◆ **Work to be completed**
Return the lines below in which the string "https" occurs.

[[ Record excerpts open ]]

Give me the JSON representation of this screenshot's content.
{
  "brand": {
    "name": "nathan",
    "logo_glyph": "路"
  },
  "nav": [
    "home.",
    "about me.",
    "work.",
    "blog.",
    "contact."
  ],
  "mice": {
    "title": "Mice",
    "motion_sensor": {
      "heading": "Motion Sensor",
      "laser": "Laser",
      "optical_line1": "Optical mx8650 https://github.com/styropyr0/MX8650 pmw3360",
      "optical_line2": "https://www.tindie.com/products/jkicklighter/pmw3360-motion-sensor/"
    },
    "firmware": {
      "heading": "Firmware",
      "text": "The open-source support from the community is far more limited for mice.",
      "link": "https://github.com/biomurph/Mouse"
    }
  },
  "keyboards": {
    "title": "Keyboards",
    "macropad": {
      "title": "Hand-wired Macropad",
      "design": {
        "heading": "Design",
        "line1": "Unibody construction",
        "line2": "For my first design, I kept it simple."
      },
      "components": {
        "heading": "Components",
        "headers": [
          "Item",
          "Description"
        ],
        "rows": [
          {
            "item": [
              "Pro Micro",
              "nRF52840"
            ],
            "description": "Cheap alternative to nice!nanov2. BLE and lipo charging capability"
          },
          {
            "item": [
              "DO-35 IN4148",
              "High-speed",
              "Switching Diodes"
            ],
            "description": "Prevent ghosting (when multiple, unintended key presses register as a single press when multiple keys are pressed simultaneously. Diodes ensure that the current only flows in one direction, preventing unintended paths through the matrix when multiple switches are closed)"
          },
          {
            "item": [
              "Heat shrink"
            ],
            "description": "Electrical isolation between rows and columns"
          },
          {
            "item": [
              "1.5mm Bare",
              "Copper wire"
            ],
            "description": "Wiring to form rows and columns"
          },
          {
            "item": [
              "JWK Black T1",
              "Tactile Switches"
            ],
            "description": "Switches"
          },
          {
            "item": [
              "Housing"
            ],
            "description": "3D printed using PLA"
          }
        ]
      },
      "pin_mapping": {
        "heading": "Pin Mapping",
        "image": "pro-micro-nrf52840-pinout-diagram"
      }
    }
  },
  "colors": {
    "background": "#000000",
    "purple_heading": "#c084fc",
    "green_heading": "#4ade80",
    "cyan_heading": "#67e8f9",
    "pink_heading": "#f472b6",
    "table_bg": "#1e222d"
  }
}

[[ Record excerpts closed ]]

◆ **Answer below**
      "optical_line1": "Optical mx8650 https://github.com/styropyr0/MX8650 pmw3360",
      "optical_line2": "https://www.tindie.com/products/jkicklighter/pmw3360-motion-sensor/"
      "link": "https://github.com/biomurph/Mouse"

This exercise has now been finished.